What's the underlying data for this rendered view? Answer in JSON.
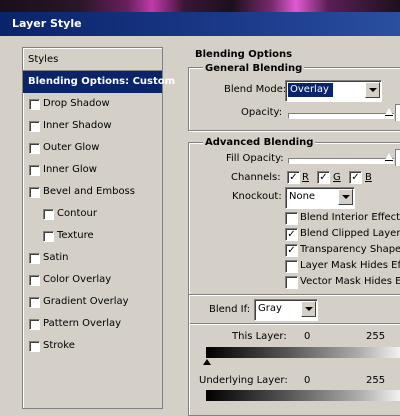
{
  "window": {
    "title": "Layer Style"
  },
  "styles_panel": {
    "header": "Styles",
    "items": [
      {
        "label": "Blending Options: Custom",
        "selected": true,
        "checkbox": false
      },
      {
        "label": "Drop Shadow",
        "checked": false
      },
      {
        "label": "Inner Shadow",
        "checked": false
      },
      {
        "label": "Outer Glow",
        "checked": false
      },
      {
        "label": "Inner Glow",
        "checked": false
      },
      {
        "label": "Bevel and Emboss",
        "checked": false
      },
      {
        "label": "Contour",
        "checked": false,
        "indent": true
      },
      {
        "label": "Texture",
        "checked": false,
        "indent": true
      },
      {
        "label": "Satin",
        "checked": false
      },
      {
        "label": "Color Overlay",
        "checked": false
      },
      {
        "label": "Gradient Overlay",
        "checked": false
      },
      {
        "label": "Pattern Overlay",
        "checked": false
      },
      {
        "label": "Stroke",
        "checked": false
      }
    ]
  },
  "blending": {
    "section_title": "Blending Options",
    "general_title": "General Blending",
    "blend_mode_label": "Blend Mode:",
    "blend_mode_value": "Overlay",
    "opacity_label": "Opacity:",
    "advanced_title": "Advanced Blending",
    "fill_opacity_label": "Fill Opacity:",
    "channels_label": "Channels:",
    "channels": [
      {
        "label": "R",
        "checked": true
      },
      {
        "label": "G",
        "checked": true
      },
      {
        "label": "B",
        "checked": true
      }
    ],
    "knockout_label": "Knockout:",
    "knockout_value": "None",
    "options": [
      {
        "label": "Blend Interior Effects a",
        "checked": false
      },
      {
        "label": "Blend Clipped Layers a",
        "checked": true
      },
      {
        "label": "Transparency Shapes",
        "checked": true
      },
      {
        "label": "Layer Mask Hides Effec",
        "checked": false
      },
      {
        "label": "Vector Mask Hides Effe",
        "checked": false
      }
    ],
    "blend_if_label": "Blend If:",
    "blend_if_value": "Gray",
    "this_layer_label": "This Layer:",
    "this_layer_min": "0",
    "this_layer_max": "255",
    "underlying_label": "Underlying Layer:",
    "underlying_min": "0",
    "underlying_max": "255"
  },
  "colors": {
    "title_bar": "#0a246a",
    "selection": "#0a246a",
    "dialog_bg": "#d4d0c8"
  }
}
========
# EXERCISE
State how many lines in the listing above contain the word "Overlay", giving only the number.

# TASK RESULT
4